In the same way that the stock market is, it is questioned whether or not you need skill or utter luck in order to be successful in fantasy sport leagues. As an unsuccessful member of the fantasy league community I can confidently say that this is down to luck, however there are many out there that disagree.
So that begs the question, would insider information for a fantasy league be beneficial for an individual or would it simply be random useless information? In the case of DraftKings and rival company FanDuel, it is evidently very beneficial as one of DraftKings employees played on the site of FanDuel and won $350,000 in one week (www.ft.com, 2015).
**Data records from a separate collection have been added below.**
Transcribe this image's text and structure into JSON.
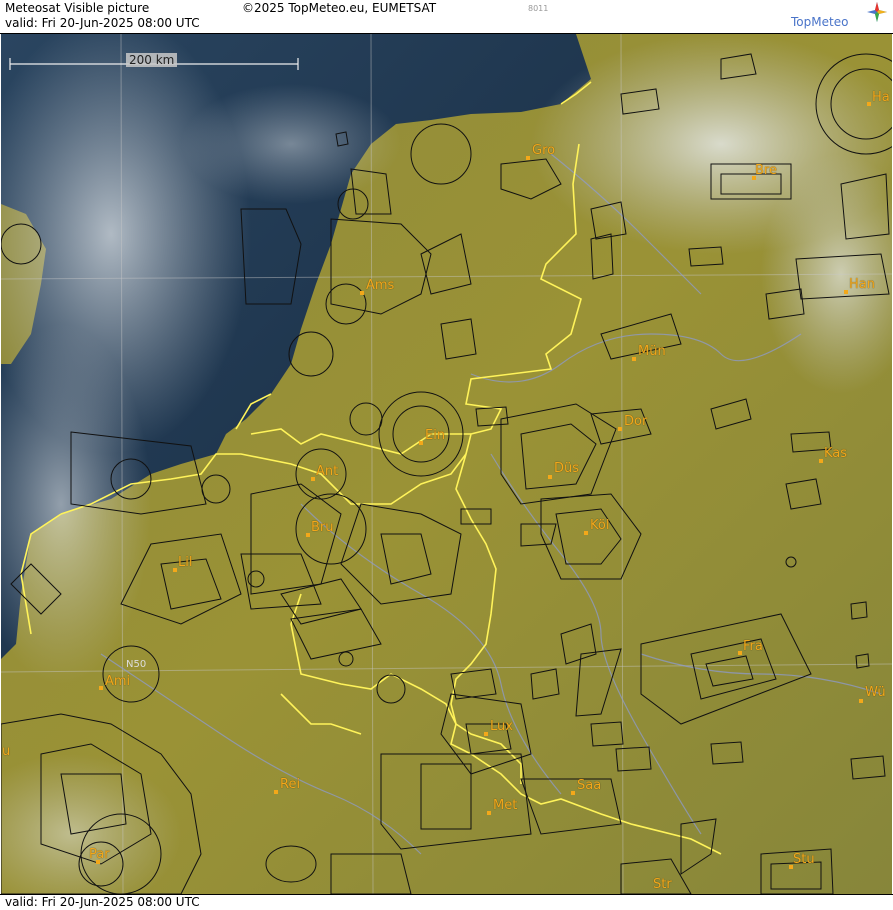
{
  "header": {
    "title": "Meteosat Visible picture",
    "copyright": "©2025 TopMeteo.eu, EUMETSAT",
    "valid": "valid:  Fri  20-Jun-2025  08:00 UTC",
    "code": "8011",
    "logo_text": "TopMeteo",
    "logo_icon": "compass-star-icon"
  },
  "footer": {
    "valid": "valid:  Fri  20-Jun-2025  08:00 UTC"
  },
  "scale": {
    "label": "200 km"
  },
  "cities": {
    "gro": "Gro",
    "bre": "Bre",
    "ha": "Ha",
    "ams": "Ams",
    "han": "Han",
    "mun": "Mün",
    "ein": "Ein",
    "dor": "Dor",
    "ant": "Ant",
    "dus": "Düs",
    "kas": "Kas",
    "bru": "Bru",
    "kol": "Köl",
    "lil": "Lil",
    "fra": "Fra",
    "ami": "Ami",
    "wu": "Wü",
    "lux": "Lux",
    "u": "u",
    "rei": "Rei",
    "saa": "Saa",
    "met": "Met",
    "par": "Par",
    "stu": "Stu",
    "str": "Str"
  },
  "grid_label": "N50",
  "colors": {
    "sea": "#1f3550",
    "land": "#9a9236",
    "border": "#fff35a",
    "airspace": "#111111",
    "city": "#f3a81a",
    "cloud": "#d9dde2"
  }
}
DraftKings have argued that the information that this employee had access to was not available in time for them to make an alterations to their roster. Major League baseball have expressed their shock that DraftKings allow their employees to participate in fantasy contests altogether, most likely because all employees will have more market knowledge than any normal member of the public and will surely lead to an unfair benefit.
Another article in The Financial Times has explored the ongoing investigation into whether or not daily and weekly contests in fantasy leagues are a form of online gambling or simply a game of skill. This is very interesting because if this is classed as online gambling then the overriding factor in winning would be luck. So any insider information would not benefit the individual participating in the fantasy game. However if it is seen as a game based on skill and knowledge, then to use any insider information is seen as not only immoral, but also illegal (Arnold, 2013).
Unless the employee had won this obscene amount of money from just pure luck it is quite apparent that the only other likelihood is that whatever knowledge they possessed has been used to their advantage. If this is the case then it seems farcical that there are no regulations or guidelines that have been put in place to prevent employees that work for daily or weekly fantasy leagues from participating, as they have a clear advantage over the general public.
After deliberating on this issue for some time I have come to a conclusion that the employee is not the main culprit for this situation, as they have simply made the most out of an opportunity that was available to them (even if it is frowned upon by many) and have taken advantage over a market that clearly does not run efficiently. The fault here lays with the authorities and the organisations for not having the necessary principles and regulations in order to make this market a fair one for all to compete in.
Please comment if you disagree or agree with any of my points, or even if you have anything additional that I have not discussed.
Over and Out